The USDA's Livestock, Dairy and Poultry report, released Wednesday, showed that the United States imported more than 803 million pounds of pork last year, a decrease of 7 percent from 2010. More than likely, lower exchange rate values throughout 2011 made pork from Canada—supplier of 79 percent of U.S. imports— less competitively priced than in the past. This year, the same variable- the U.S. dollar exchange rate, and increasing domestic supplies, will likely continue to limit U.S. pork imports. Total 2012 imports are expected to be almost 2 percent lower than last year.
Imports of live swine in 2011—almost all of which are of Canadian origin—were almost 1 percent above those of 2010, at 5.8 million head. The only category that showed gains relative to 2010 was that of early weaned pigs--animals weighing less than 15.4 pounds. Imports of early-weaned pigs were almost 12 greater than in 2010, likely reflecting strong demand in the United States that derived from strong U.S. hog prices.

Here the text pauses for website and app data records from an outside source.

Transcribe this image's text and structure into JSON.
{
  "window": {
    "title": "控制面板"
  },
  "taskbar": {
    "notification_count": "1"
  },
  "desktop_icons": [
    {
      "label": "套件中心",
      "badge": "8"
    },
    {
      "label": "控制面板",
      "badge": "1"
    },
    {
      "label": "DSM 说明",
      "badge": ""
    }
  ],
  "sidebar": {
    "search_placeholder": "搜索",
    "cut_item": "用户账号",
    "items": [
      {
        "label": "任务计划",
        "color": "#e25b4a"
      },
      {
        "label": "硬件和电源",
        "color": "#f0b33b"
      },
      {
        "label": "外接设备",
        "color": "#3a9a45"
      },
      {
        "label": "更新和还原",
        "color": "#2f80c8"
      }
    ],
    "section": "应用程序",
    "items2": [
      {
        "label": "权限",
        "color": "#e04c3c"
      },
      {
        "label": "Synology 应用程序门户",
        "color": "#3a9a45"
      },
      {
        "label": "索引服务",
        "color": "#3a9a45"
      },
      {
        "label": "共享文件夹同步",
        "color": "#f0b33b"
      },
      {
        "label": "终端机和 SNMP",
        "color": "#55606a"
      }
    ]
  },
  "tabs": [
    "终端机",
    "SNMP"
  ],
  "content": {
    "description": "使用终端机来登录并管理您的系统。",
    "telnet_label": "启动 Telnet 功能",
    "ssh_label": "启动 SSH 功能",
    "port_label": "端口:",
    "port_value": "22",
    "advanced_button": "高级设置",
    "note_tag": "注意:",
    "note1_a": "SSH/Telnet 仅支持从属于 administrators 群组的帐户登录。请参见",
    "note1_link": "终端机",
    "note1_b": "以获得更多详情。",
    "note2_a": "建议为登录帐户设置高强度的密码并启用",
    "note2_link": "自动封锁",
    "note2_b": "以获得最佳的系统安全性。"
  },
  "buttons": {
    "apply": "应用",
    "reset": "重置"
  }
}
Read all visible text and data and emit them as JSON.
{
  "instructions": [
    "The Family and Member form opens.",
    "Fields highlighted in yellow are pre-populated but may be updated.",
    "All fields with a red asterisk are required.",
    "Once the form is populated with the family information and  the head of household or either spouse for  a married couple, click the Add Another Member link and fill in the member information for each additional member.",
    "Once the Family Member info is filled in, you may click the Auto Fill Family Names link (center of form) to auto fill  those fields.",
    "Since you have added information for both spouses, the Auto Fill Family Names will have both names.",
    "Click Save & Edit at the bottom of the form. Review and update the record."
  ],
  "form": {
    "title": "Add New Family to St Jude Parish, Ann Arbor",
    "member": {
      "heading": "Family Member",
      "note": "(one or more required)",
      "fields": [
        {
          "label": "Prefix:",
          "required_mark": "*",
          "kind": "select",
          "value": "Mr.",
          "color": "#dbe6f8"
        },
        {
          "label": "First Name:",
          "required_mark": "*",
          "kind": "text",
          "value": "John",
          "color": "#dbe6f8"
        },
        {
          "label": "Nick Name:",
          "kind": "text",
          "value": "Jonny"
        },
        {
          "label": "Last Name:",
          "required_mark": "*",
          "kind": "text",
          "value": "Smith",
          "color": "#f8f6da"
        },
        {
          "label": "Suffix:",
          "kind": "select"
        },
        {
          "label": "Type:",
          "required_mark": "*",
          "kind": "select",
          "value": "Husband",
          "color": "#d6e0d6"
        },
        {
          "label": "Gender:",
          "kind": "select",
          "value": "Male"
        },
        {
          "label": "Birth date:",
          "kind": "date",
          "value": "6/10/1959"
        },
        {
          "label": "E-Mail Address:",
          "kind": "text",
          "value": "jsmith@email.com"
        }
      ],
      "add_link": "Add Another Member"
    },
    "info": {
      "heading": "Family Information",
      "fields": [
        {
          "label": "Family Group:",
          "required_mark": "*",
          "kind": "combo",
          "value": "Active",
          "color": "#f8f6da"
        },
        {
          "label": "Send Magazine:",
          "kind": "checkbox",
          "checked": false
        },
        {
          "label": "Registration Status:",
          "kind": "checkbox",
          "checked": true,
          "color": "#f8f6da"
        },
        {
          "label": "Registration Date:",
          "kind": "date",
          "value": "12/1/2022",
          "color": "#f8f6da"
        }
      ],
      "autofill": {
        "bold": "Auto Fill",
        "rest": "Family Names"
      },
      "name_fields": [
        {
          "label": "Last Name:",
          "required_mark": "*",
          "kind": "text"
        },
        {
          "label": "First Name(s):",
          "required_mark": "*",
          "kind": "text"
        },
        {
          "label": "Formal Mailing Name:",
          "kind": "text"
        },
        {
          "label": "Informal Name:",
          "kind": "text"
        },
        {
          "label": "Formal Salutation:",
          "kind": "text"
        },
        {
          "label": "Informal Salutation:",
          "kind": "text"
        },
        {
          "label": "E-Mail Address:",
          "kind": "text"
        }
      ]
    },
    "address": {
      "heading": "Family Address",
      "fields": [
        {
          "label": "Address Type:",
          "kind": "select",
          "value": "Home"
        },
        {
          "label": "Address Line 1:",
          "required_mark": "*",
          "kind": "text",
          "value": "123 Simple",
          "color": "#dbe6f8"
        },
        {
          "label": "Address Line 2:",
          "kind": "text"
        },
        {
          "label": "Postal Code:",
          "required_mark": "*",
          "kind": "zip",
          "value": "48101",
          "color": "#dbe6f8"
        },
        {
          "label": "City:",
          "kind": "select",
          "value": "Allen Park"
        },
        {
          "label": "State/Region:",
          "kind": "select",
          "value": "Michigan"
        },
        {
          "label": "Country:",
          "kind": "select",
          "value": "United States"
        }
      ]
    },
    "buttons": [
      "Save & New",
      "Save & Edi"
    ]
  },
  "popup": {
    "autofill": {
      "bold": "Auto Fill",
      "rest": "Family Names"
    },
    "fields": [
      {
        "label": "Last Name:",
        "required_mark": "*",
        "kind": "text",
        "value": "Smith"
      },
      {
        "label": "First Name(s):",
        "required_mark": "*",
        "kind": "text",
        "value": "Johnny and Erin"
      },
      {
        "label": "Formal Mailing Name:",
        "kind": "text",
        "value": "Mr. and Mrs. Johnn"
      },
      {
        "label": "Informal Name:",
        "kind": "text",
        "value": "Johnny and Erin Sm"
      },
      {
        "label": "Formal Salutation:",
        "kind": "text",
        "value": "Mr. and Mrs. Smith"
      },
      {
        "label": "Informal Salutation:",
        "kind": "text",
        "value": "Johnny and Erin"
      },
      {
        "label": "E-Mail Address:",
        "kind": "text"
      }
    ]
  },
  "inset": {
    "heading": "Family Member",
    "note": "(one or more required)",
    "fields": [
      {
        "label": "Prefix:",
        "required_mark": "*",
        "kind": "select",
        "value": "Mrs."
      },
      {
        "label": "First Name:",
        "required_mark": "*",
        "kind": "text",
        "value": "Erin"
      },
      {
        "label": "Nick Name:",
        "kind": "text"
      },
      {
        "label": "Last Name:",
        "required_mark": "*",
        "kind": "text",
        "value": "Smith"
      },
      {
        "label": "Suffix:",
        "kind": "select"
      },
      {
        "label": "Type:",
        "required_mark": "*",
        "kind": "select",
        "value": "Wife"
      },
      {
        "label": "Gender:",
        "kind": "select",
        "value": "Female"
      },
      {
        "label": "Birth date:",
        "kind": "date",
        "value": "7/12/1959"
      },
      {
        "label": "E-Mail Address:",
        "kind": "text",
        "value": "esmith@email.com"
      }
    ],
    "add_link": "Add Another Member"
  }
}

USDA forecasts for 2012 pork exports and imports remained unchanged in February, at 5.1 billion pounds on the export side, and 785 million pounds on the import side. Exports are expected to be roughly the same as last year, while imports are likely to be about 2 percent lower than a year ago, given continued relative weakness in the U.S. exchange rate, and larger expected domestic pork availability this year. USDA will release the Quarterly Hogs and Pigs report on March 30th and the Livestock and Poultry: World Market and Trade on April 20, 2012.